WHAT YOU ARE ASKED TO DO ▸
Your answer should be every line of the records that contains the word "title", copied as it stands.

AVAILABLE DATA ▸
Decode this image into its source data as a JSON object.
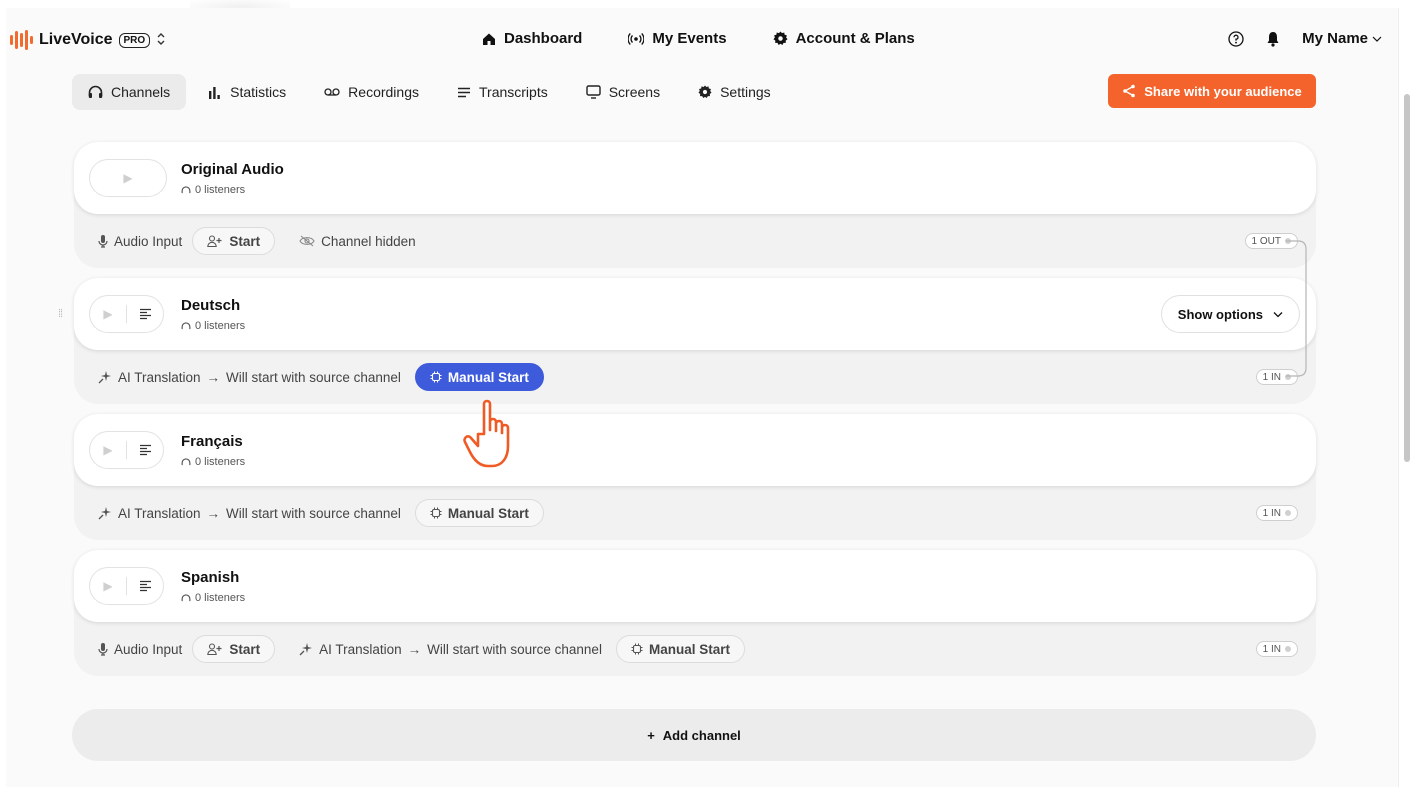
{
  "brand": {
    "name": "LiveVoice",
    "badge": "PRO",
    "switcher": "⌃⌄",
    "logo_color": "#f26a2e"
  },
  "main_nav": [
    {
      "label": "Dashboard",
      "icon": "home-icon"
    },
    {
      "label": "My Events",
      "icon": "broadcast-icon"
    },
    {
      "label": "Account & Plans",
      "icon": "gear-icon"
    }
  ],
  "top_right": {
    "help_icon": "help-circle-icon",
    "bell_icon": "bell-icon",
    "user_name": "My Name",
    "caret": "⌄"
  },
  "sub_nav": [
    {
      "label": "Channels",
      "icon": "headphones-icon",
      "active": true
    },
    {
      "label": "Statistics",
      "icon": "bar-chart-icon",
      "active": false
    },
    {
      "label": "Recordings",
      "icon": "voicemail-icon",
      "active": false
    },
    {
      "label": "Transcripts",
      "icon": "lines-icon",
      "active": false
    },
    {
      "label": "Screens",
      "icon": "monitor-icon",
      "active": false
    },
    {
      "label": "Settings",
      "icon": "gear-icon",
      "active": false
    }
  ],
  "share": {
    "label": "Share with your audience",
    "color": "#f4632b"
  },
  "channels": [
    {
      "title": "Original Audio",
      "listeners": "0 listeners",
      "audio_input_label": "Audio Input",
      "start_label": "Start",
      "hidden_label": "Channel hidden",
      "io": "1 OUT"
    },
    {
      "title": "Deutsch",
      "listeners": "0 listeners",
      "show_options": "Show options",
      "ai_label": "AI Translation",
      "arrow": "→",
      "will_start": "Will start with source channel",
      "manual_start": "Manual Start",
      "io": "1 IN"
    },
    {
      "title": "Français",
      "listeners": "0 listeners",
      "ai_label": "AI Translation",
      "arrow": "→",
      "will_start": "Will start with source channel",
      "manual_start": "Manual Start",
      "io": "1 IN"
    },
    {
      "title": "Spanish",
      "listeners": "0 listeners",
      "audio_input_label": "Audio Input",
      "start_label": "Start",
      "ai_label": "AI Translation",
      "arrow": "→",
      "will_start": "Will start with source channel",
      "manual_start": "Manual Start",
      "io": "1 IN"
    }
  ],
  "add_channel": {
    "plus": "+",
    "label": "Add channel"
  },
  "colors": {
    "accent_blue": "#3d5bdb",
    "accent_orange": "#f4632b"
  }
}
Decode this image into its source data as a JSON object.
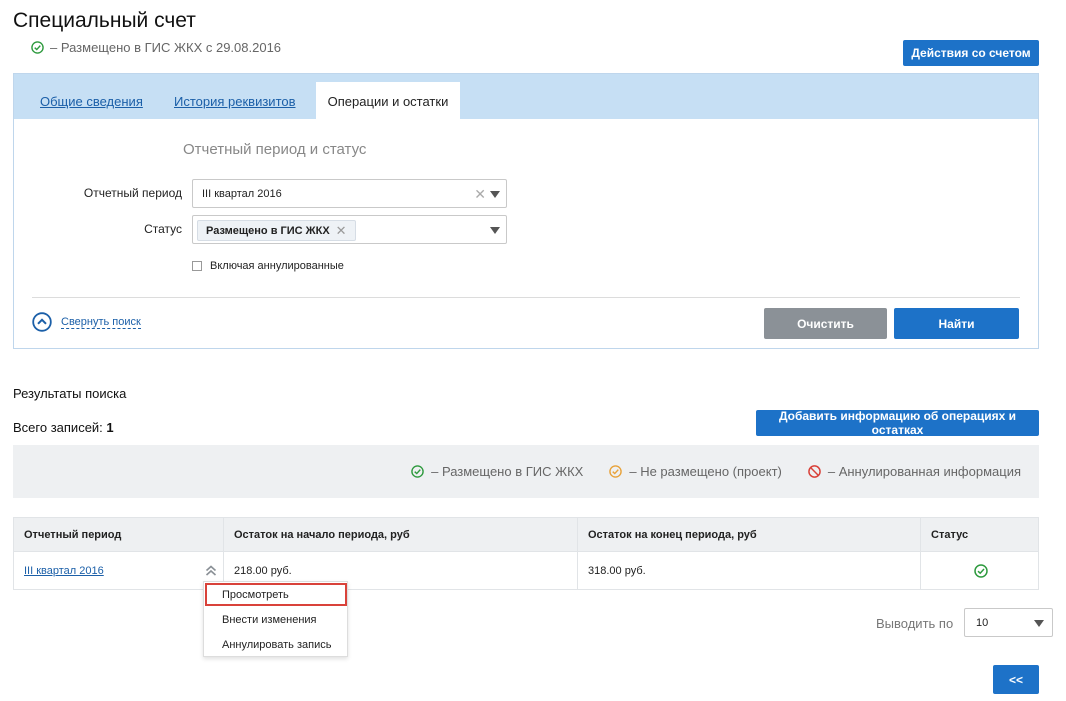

TASK ANSWER ▸
      "title": "Original Audio",
      "title": "Deutsch",
      "title": "Français",
      "title": "Spanish",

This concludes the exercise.